I attended my first auction a week ago. Drove a long way, only to discover my ‘lot’ was happening near the end of the auction. Hmmm. Time to drive back home, then return late at night. Still, I had to sit in a room hovering over 90 degrees, waiting for my ‘lot’ to come up for bid. And then crunch time. I spent the hour preceding my ‘lot’ time listening intently and observing the process. I understood half of it. How to know when someone has placed a higher bid when the auctioneer is speaking faster than my heart is beating? Subtlety. I remind myself to look for hand gestures, head pointing. Glances. I find my head swivelling, my arm raising. I’m frowning. What the heck is going on?

I passed the paddle to my other half. Help! I can’t understand what’s being said. Up goes the paddle. Down goes the paddle. Up again. Who, I’m thinking, is bidding against me? Are they planted by the auctioneering house? Bad luck? Someone with similar taste? Narrowing my eyes, I signalled my spouse, Keep bidding. Up goes the paddle, down goes the paddle.

We won the bid! Wait a minute, we have to add 12% buying fee? Really? 12% tax? Holy—–! Maybe not such a deal. I have to admit, I really wanted two specific items. A perfect pair. But I’m not a fan of auctions at the moment. My inventory requires specific pieces, and my time is valuable. Going to an auction to bid for, and hopefully win, an item of my choice, means I’m ‘wanting’ a specific item. This process, for me, creates a sense of ‘needing’ something when it may be better to walk away. Or keep my paddle lowered. In this case, I have my pair of antique, cross-stitch chairs and I’m happy to own them.
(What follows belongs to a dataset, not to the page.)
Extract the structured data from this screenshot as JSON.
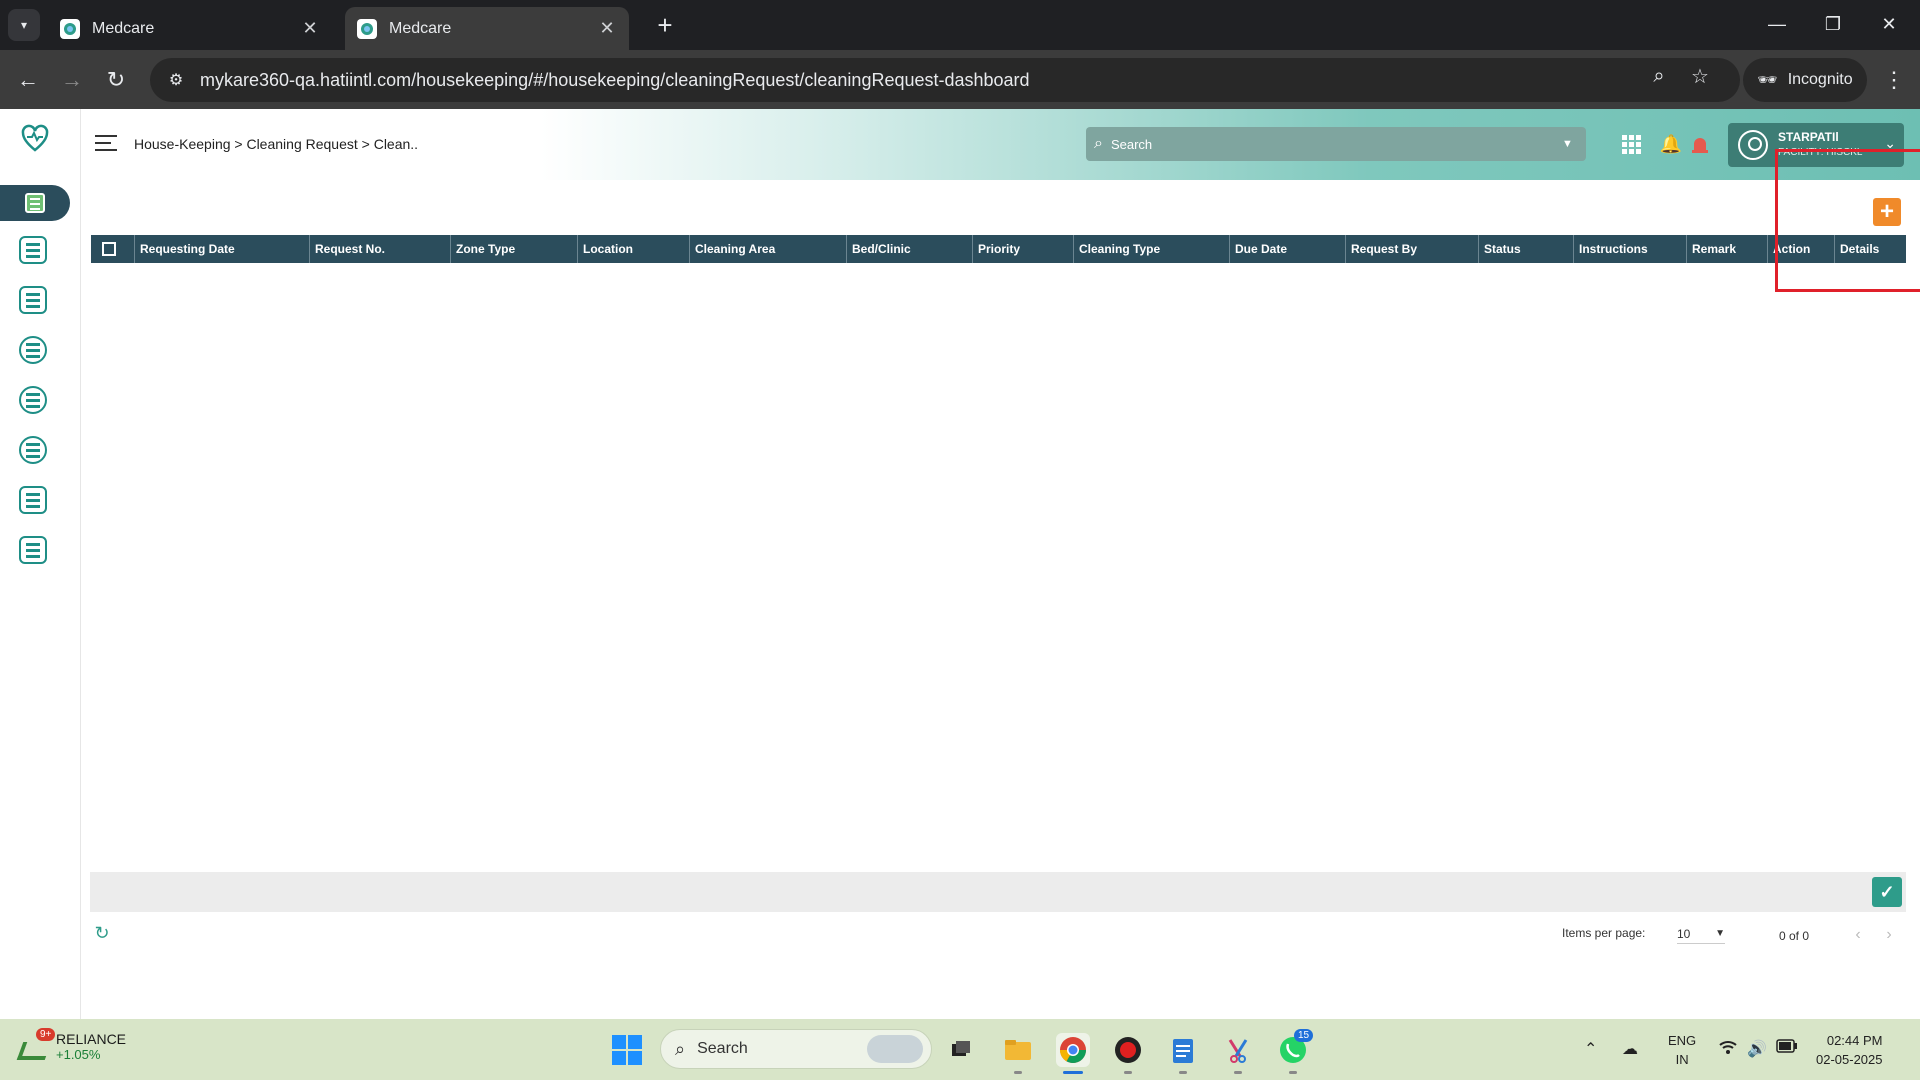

But next time I’ll look further afield when I’m seeking something specific.

 

kim@blushingpear.com